The dhb Blok 18 messenger bag is a budget-priced courier satchel refreshingly free of road warrior pretensions. Attention to detail is generally excellent, with imaginative graphics and an LED tab that places the humble blinky in pole position. However, persistent discomfort in my left shoulder suggests the triangular stabilizing strap doesn't distribute weight as effectively as more traditional designs.
The dhb Slice 25 litre rucksack is the beautiful offspring of a passionate tryst between commuter bag and hydration pack. Yes, I liked it.
A sleek profile and clever design means it tracks seamlessly with the rider without detracting from a frisky road bike's character en-route to the office or on day rides, while also doubling as a capable trail companion too. Ditch the (optional) hydration bladder, and it will entertain small tablet computers along with a change of clothes, shoes, lock, stationery and other bike/ridr/commuter essentials.
Oversocks seem to be everywhere at the moment and these Cover Sock ones from dhb are a decent option, providing a little extra warmth and adding protection for your shoes.
The dhb oversocks are made from polypropylene (65%) with nylon (31%) and elastane (4%) making up the remainder. Polypropylene doesn't absorb water and it dries super-fast, so even if these get wet with road spray, the air blowing over them as you ride means they're soon back to normal.
This dhb Merino Roundneck base layer is very good indeed for most types of cold-weather riding.

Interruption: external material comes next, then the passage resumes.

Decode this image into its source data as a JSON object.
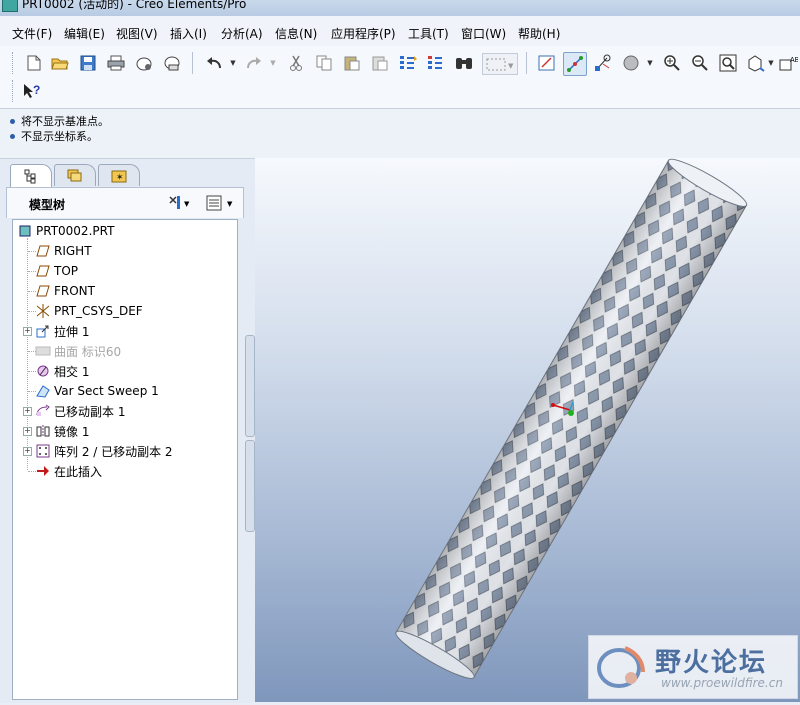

I've been testing the short-sleeve round-neck version. Other merino options from dhb include versions with long sleeves and with long sleeves and a high, zipped neck. The vests are also available in two fabric thicknesses (M 150 and M 190, the numbers refer to the fabric's weight in grams per square metre), and in men's and women's cuts. Oh yeah, and they come in a range of colours too.
The dhb Sync cycling jacket is an impressive piece of kit; a full-on waterproof and windproof outer layer, giving excellent protection against the elements. In design, it's more like a jacket for hiking or hill-walking, so may well appeal to people looking for versatility - although it has a bit of an urban flava as well, so may be useful for commuters. It also looks similar to the understated jackets from brands such as Rohan aimed at stylish world travellers.

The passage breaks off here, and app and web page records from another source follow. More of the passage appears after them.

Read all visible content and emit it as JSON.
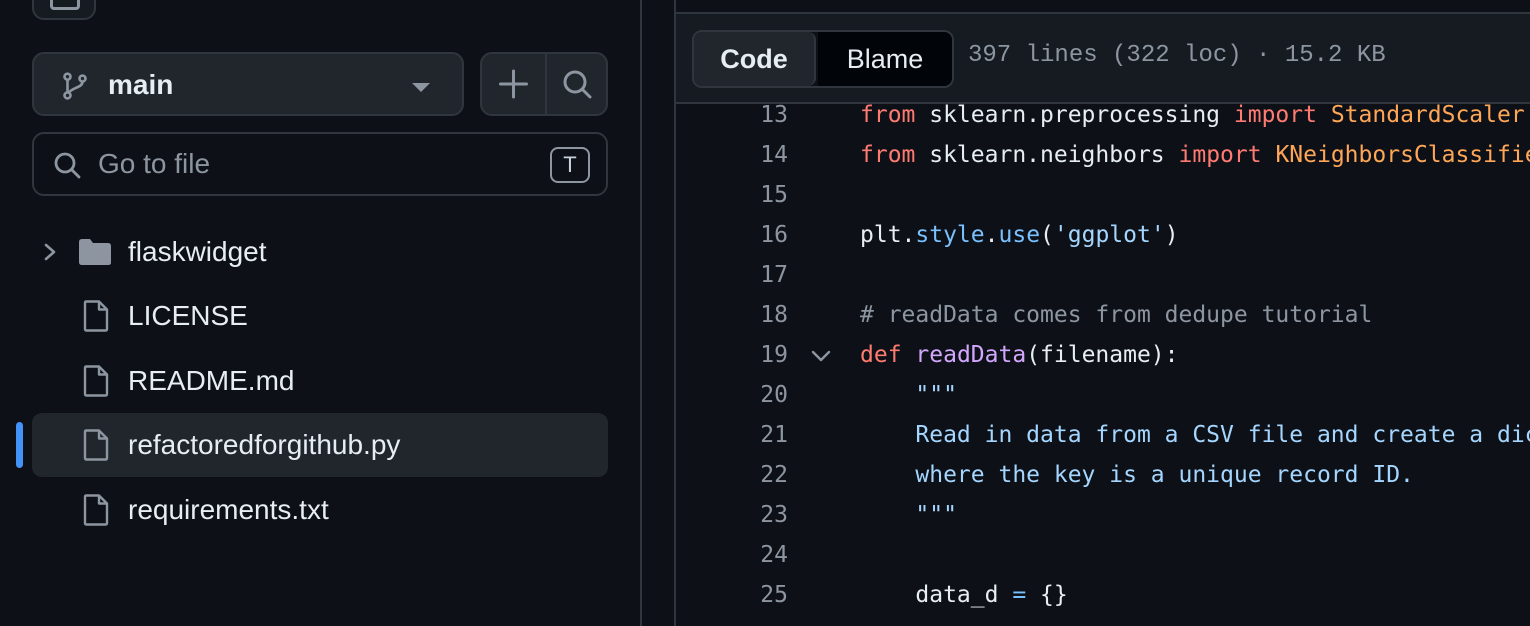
{
  "sidebar": {
    "branch": {
      "label": "main"
    },
    "goto_file": {
      "placeholder": "Go to file",
      "shortcut": "T"
    },
    "tree": [
      {
        "type": "folder",
        "name": "flaskwidget",
        "icon": "folder-icon"
      },
      {
        "type": "file",
        "name": "LICENSE",
        "icon": "file-icon"
      },
      {
        "type": "file",
        "name": "README.md",
        "icon": "file-icon"
      },
      {
        "type": "file",
        "name": "refactoredforgithub.py",
        "icon": "file-icon",
        "active": true
      },
      {
        "type": "file",
        "name": "requirements.txt",
        "icon": "file-icon"
      }
    ]
  },
  "code_view": {
    "tabs": {
      "code": "Code",
      "blame": "Blame"
    },
    "file_meta": "397 lines (322 loc) · 15.2 KB",
    "lines": [
      {
        "n": "13",
        "tokens": [
          {
            "t": "from",
            "c": "kw"
          },
          {
            "t": " sklearn.preprocessing ",
            "c": ""
          },
          {
            "t": "import",
            "c": "kw"
          },
          {
            "t": " StandardScaler",
            "c": "cls"
          }
        ]
      },
      {
        "n": "14",
        "tokens": [
          {
            "t": "from",
            "c": "kw"
          },
          {
            "t": " sklearn.neighbors ",
            "c": ""
          },
          {
            "t": "import",
            "c": "kw"
          },
          {
            "t": " KNeighborsClassifier",
            "c": "cls"
          }
        ]
      },
      {
        "n": "15",
        "tokens": []
      },
      {
        "n": "16",
        "tokens": [
          {
            "t": "plt.",
            "c": ""
          },
          {
            "t": "style",
            "c": "prop"
          },
          {
            "t": ".",
            "c": ""
          },
          {
            "t": "use",
            "c": "prop"
          },
          {
            "t": "(",
            "c": ""
          },
          {
            "t": "'ggplot'",
            "c": "str"
          },
          {
            "t": ")",
            "c": ""
          }
        ]
      },
      {
        "n": "17",
        "tokens": []
      },
      {
        "n": "18",
        "tokens": [
          {
            "t": "# readData comes from dedupe tutorial",
            "c": "cmt"
          }
        ]
      },
      {
        "n": "19",
        "fold": true,
        "tokens": [
          {
            "t": "def",
            "c": "kw"
          },
          {
            "t": " ",
            "c": ""
          },
          {
            "t": "readData",
            "c": "fn"
          },
          {
            "t": "(filename):",
            "c": ""
          }
        ]
      },
      {
        "n": "20",
        "tokens": [
          {
            "t": "    \"\"\"",
            "c": "str"
          }
        ]
      },
      {
        "n": "21",
        "tokens": [
          {
            "t": "    Read in data from a CSV file and create a dictionary of records,",
            "c": "str"
          }
        ]
      },
      {
        "n": "22",
        "tokens": [
          {
            "t": "    where the key is a unique record ID.",
            "c": "str"
          }
        ]
      },
      {
        "n": "23",
        "tokens": [
          {
            "t": "    \"\"\"",
            "c": "str"
          }
        ]
      },
      {
        "n": "24",
        "tokens": []
      },
      {
        "n": "25",
        "tokens": [
          {
            "t": "    data_d ",
            "c": ""
          },
          {
            "t": "=",
            "c": "op"
          },
          {
            "t": " {}",
            "c": ""
          }
        ]
      }
    ]
  },
  "colors": {
    "accent": "#4493f8",
    "bg": "#0d1117",
    "border": "#30363d"
  }
}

These Roubaix liner gloves from dhb add extra warmth without much bulk and a silicone palm print provides grip if you want to wear them without another pair of gloves over the top.
The lightweight nylon/elastane fabric is very stretchy so you can get a good, close fit and it offers a surprising amount of warmth when worn underneath a windproof outer pair of gloves. The brushed inner face feels really soft and comfortable against your hands and it helps move moisture outwards to keep your hands feeling dry when you start to sweat.
dhb's Extreme Winter Gloves are designed, as the name implies, to protect your hands in cold and wet weather. And they do just that.
I've used them on the bike when the temperature's been hovering between zero and five degrees and they've kept my hands very warm indeed, right down to the finger tips. I also gave the gloves the rigorous road.cc hosepipe test, and can confirm that the waterproof membrane keeps out the water.
The EQ2.5 Jacket from dhb is designed to keep you warm and dry when cycling in cold and wet weather - and it does just that, very well indeed.